• PROBLEM DETAILS:
The whole listing below should be output again, word for word.

• SUPPLIED RECORDS:

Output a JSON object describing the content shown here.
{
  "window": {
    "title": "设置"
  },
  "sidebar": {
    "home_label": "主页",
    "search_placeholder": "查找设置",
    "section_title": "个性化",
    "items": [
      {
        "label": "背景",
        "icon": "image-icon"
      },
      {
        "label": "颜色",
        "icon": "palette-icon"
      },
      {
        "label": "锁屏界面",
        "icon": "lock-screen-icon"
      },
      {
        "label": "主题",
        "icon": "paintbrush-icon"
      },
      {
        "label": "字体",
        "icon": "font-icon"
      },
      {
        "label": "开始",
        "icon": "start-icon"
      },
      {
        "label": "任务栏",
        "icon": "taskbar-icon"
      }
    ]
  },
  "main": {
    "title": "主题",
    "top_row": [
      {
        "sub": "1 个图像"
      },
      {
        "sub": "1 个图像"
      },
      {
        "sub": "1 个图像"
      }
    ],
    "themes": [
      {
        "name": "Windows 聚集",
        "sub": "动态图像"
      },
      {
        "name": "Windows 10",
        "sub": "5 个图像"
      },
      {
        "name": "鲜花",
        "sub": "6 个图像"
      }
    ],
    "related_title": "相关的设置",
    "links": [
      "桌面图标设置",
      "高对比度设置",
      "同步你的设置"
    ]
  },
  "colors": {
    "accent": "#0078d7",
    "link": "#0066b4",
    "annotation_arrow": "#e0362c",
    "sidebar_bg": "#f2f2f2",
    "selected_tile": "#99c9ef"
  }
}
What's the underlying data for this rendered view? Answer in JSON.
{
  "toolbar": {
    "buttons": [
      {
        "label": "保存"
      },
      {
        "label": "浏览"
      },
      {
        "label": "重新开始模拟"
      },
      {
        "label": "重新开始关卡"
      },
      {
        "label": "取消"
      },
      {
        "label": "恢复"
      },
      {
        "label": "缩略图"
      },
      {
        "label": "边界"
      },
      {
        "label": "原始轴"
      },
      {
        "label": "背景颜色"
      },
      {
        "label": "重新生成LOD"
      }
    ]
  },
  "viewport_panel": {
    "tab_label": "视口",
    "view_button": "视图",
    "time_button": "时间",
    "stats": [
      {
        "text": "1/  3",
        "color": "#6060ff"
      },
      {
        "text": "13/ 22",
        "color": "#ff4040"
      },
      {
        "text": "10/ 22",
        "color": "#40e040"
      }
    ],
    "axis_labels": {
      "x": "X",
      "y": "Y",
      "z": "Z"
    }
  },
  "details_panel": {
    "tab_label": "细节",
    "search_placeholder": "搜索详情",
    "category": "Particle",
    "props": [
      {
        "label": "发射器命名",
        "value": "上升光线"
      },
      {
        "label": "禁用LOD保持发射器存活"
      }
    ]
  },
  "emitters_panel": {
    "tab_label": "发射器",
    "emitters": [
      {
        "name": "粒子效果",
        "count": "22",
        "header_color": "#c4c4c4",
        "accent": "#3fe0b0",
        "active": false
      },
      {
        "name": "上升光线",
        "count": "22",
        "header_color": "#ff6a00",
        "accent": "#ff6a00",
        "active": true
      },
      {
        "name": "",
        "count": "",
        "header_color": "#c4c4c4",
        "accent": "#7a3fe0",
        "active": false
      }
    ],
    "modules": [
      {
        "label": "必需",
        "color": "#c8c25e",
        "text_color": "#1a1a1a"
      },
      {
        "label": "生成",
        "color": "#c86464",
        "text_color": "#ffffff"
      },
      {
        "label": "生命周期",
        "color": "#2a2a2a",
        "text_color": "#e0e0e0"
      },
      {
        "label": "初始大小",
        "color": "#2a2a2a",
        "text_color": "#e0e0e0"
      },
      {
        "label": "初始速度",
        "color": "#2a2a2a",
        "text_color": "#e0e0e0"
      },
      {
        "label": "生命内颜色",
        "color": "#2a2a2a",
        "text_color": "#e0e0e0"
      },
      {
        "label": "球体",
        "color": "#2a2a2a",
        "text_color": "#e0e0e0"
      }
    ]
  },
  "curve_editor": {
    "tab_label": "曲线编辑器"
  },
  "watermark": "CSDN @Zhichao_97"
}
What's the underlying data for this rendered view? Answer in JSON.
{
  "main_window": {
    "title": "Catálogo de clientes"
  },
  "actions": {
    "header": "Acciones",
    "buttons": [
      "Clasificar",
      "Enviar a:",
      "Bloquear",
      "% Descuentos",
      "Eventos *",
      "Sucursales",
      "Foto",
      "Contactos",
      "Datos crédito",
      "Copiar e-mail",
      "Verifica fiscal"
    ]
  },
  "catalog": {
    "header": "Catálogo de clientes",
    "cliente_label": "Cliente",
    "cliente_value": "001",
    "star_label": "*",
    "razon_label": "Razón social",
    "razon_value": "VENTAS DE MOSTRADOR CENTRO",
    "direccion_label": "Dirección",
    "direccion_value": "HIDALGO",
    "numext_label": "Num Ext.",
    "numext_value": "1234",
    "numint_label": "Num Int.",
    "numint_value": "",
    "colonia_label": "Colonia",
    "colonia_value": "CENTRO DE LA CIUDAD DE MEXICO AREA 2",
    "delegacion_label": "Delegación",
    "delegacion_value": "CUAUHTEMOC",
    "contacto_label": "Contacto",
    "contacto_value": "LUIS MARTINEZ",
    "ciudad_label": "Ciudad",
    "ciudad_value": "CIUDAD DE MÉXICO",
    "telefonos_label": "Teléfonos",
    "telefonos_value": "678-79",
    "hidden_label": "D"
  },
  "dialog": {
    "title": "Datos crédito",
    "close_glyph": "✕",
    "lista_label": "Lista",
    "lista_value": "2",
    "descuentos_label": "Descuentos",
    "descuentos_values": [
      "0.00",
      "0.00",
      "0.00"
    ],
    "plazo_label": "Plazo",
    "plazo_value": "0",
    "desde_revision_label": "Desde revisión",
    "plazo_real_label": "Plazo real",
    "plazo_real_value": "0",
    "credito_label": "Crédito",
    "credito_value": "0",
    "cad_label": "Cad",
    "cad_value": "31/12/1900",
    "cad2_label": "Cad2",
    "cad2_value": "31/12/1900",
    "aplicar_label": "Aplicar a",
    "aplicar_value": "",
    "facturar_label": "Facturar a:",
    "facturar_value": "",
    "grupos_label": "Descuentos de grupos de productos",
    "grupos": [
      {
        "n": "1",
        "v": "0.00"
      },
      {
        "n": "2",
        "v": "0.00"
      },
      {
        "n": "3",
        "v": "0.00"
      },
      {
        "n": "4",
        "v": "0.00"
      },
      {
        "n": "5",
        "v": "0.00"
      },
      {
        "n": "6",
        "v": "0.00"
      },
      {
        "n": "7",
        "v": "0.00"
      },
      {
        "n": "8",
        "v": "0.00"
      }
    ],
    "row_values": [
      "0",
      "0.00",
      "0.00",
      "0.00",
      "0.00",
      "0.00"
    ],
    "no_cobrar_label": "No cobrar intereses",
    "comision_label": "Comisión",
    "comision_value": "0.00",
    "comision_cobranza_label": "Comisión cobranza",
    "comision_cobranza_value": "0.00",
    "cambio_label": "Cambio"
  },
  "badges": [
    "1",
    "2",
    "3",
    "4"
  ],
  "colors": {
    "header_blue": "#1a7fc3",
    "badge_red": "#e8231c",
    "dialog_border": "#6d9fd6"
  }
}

• SOLUTION:
Output a JSON object describing the content shown here.
{
  "window": {
    "title": "设置"
  },
  "sidebar": {
    "home_label": "主页",
    "search_placeholder": "查找设置",
    "section_title": "个性化",
    "items": [
      {
        "label": "背景",
        "icon": "image-icon"
      },
      {
        "label": "颜色",
        "icon": "palette-icon"
      },
      {
        "label": "锁屏界面",
        "icon": "lock-screen-icon"
      },
      {
        "label": "主题",
        "icon": "paintbrush-icon"
      },
      {
        "label": "字体",
        "icon": "font-icon"
      },
      {
        "label": "开始",
        "icon": "start-icon"
      },
      {
        "label": "任务栏",
        "icon": "taskbar-icon"
      }
    ]
  },
  "main": {
    "title": "主题",
    "top_row": [
      {
        "sub": "1 个图像"
      },
      {
        "sub": "1 个图像"
      },
      {
        "sub": "1 个图像"
      }
    ],
    "themes": [
      {
        "name": "Windows 聚集",
        "sub": "动态图像"
      },
      {
        "name": "Windows 10",
        "sub": "5 个图像"
      },
      {
        "name": "鲜花",
        "sub": "6 个图像"
      }
    ],
    "related_title": "相关的设置",
    "links": [
      "桌面图标设置",
      "高对比度设置",
      "同步你的设置"
    ]
  },
  "colors": {
    "accent": "#0078d7",
    "link": "#0066b4",
    "annotation_arrow": "#e0362c",
    "sidebar_bg": "#f2f2f2",
    "selected_tile": "#99c9ef"
  }
}
What's the underlying data for this rendered view? Answer in JSON.
{
  "toolbar": {
    "buttons": [
      {
        "label": "保存"
      },
      {
        "label": "浏览"
      },
      {
        "label": "重新开始模拟"
      },
      {
        "label": "重新开始关卡"
      },
      {
        "label": "取消"
      },
      {
        "label": "恢复"
      },
      {
        "label": "缩略图"
      },
      {
        "label": "边界"
      },
      {
        "label": "原始轴"
      },
      {
        "label": "背景颜色"
      },
      {
        "label": "重新生成LOD"
      }
    ]
  },
  "viewport_panel": {
    "tab_label": "视口",
    "view_button": "视图",
    "time_button": "时间",
    "stats": [
      {
        "text": "1/  3",
        "color": "#6060ff"
      },
      {
        "text": "13/ 22",
        "color": "#ff4040"
      },
      {
        "text": "10/ 22",
        "color": "#40e040"
      }
    ],
    "axis_labels": {
      "x": "X",
      "y": "Y",
      "z": "Z"
    }
  },
  "details_panel": {
    "tab_label": "细节",
    "search_placeholder": "搜索详情",
    "category": "Particle",
    "props": [
      {
        "label": "发射器命名",
        "value": "上升光线"
      },
      {
        "label": "禁用LOD保持发射器存活"
      }
    ]
  },
  "emitters_panel": {
    "tab_label": "发射器",
    "emitters": [
      {
        "name": "粒子效果",
        "count": "22",
        "header_color": "#c4c4c4",
        "accent": "#3fe0b0",
        "active": false
      },
      {
        "name": "上升光线",
        "count": "22",
        "header_color": "#ff6a00",
        "accent": "#ff6a00",
        "active": true
      },
      {
        "name": "",
        "count": "",
        "header_color": "#c4c4c4",
        "accent": "#7a3fe0",
        "active": false
      }
    ],
    "modules": [
      {
        "label": "必需",
        "color": "#c8c25e",
        "text_color": "#1a1a1a"
      },
      {
        "label": "生成",
        "color": "#c86464",
        "text_color": "#ffffff"
      },
      {
        "label": "生命周期",
        "color": "#2a2a2a",
        "text_color": "#e0e0e0"
      },
      {
        "label": "初始大小",
        "color": "#2a2a2a",
        "text_color": "#e0e0e0"
      },
      {
        "label": "初始速度",
        "color": "#2a2a2a",
        "text_color": "#e0e0e0"
      },
      {
        "label": "生命内颜色",
        "color": "#2a2a2a",
        "text_color": "#e0e0e0"
      },
      {
        "label": "球体",
        "color": "#2a2a2a",
        "text_color": "#e0e0e0"
      }
    ]
  },
  "curve_editor": {
    "tab_label": "曲线编辑器"
  },
  "watermark": "CSDN @Zhichao_97"
}
What's the underlying data for this rendered view? Answer in JSON.
{
  "main_window": {
    "title": "Catálogo de clientes"
  },
  "actions": {
    "header": "Acciones",
    "buttons": [
      "Clasificar",
      "Enviar a:",
      "Bloquear",
      "% Descuentos",
      "Eventos *",
      "Sucursales",
      "Foto",
      "Contactos",
      "Datos crédito",
      "Copiar e-mail",
      "Verifica fiscal"
    ]
  },
  "catalog": {
    "header": "Catálogo de clientes",
    "cliente_label": "Cliente",
    "cliente_value": "001",
    "star_label": "*",
    "razon_label": "Razón social",
    "razon_value": "VENTAS DE MOSTRADOR CENTRO",
    "direccion_label": "Dirección",
    "direccion_value": "HIDALGO",
    "numext_label": "Num Ext.",
    "numext_value": "1234",
    "numint_label": "Num Int.",
    "numint_value": "",
    "colonia_label": "Colonia",
    "colonia_value": "CENTRO DE LA CIUDAD DE MEXICO AREA 2",
    "delegacion_label": "Delegación",
    "delegacion_value": "CUAUHTEMOC",
    "contacto_label": "Contacto",
    "contacto_value": "LUIS MARTINEZ",
    "ciudad_label": "Ciudad",
    "ciudad_value": "CIUDAD DE MÉXICO",
    "telefonos_label": "Teléfonos",
    "telefonos_value": "678-79",
    "hidden_label": "D"
  },
  "dialog": {
    "title": "Datos crédito",
    "close_glyph": "✕",
    "lista_label": "Lista",
    "lista_value": "2",
    "descuentos_label": "Descuentos",
    "descuentos_values": [
      "0.00",
      "0.00",
      "0.00"
    ],
    "plazo_label": "Plazo",
    "plazo_value": "0",
    "desde_revision_label": "Desde revisión",
    "plazo_real_label": "Plazo real",
    "plazo_real_value": "0",
    "credito_label": "Crédito",
    "credito_value": "0",
    "cad_label": "Cad",
    "cad_value": "31/12/1900",
    "cad2_label": "Cad2",
    "cad2_value": "31/12/1900",
    "aplicar_label": "Aplicar a",
    "aplicar_value": "",
    "facturar_label": "Facturar a:",
    "facturar_value": "",
    "grupos_label": "Descuentos de grupos de productos",
    "grupos": [
      {
        "n": "1",
        "v": "0.00"
      },
      {
        "n": "2",
        "v": "0.00"
      },
      {
        "n": "3",
        "v": "0.00"
      },
      {
        "n": "4",
        "v": "0.00"
      },
      {
        "n": "5",
        "v": "0.00"
      },
      {
        "n": "6",
        "v": "0.00"
      },
      {
        "n": "7",
        "v": "0.00"
      },
      {
        "n": "8",
        "v": "0.00"
      }
    ],
    "row_values": [
      "0",
      "0.00",
      "0.00",
      "0.00",
      "0.00",
      "0.00"
    ],
    "no_cobrar_label": "No cobrar intereses",
    "comision_label": "Comisión",
    "comision_value": "0.00",
    "comision_cobranza_label": "Comisión cobranza",
    "comision_cobranza_value": "0.00",
    "cambio_label": "Cambio"
  },
  "badges": [
    "1",
    "2",
    "3",
    "4"
  ],
  "colors": {
    "header_blue": "#1a7fc3",
    "badge_red": "#e8231c",
    "dialog_border": "#6d9fd6"
  }
}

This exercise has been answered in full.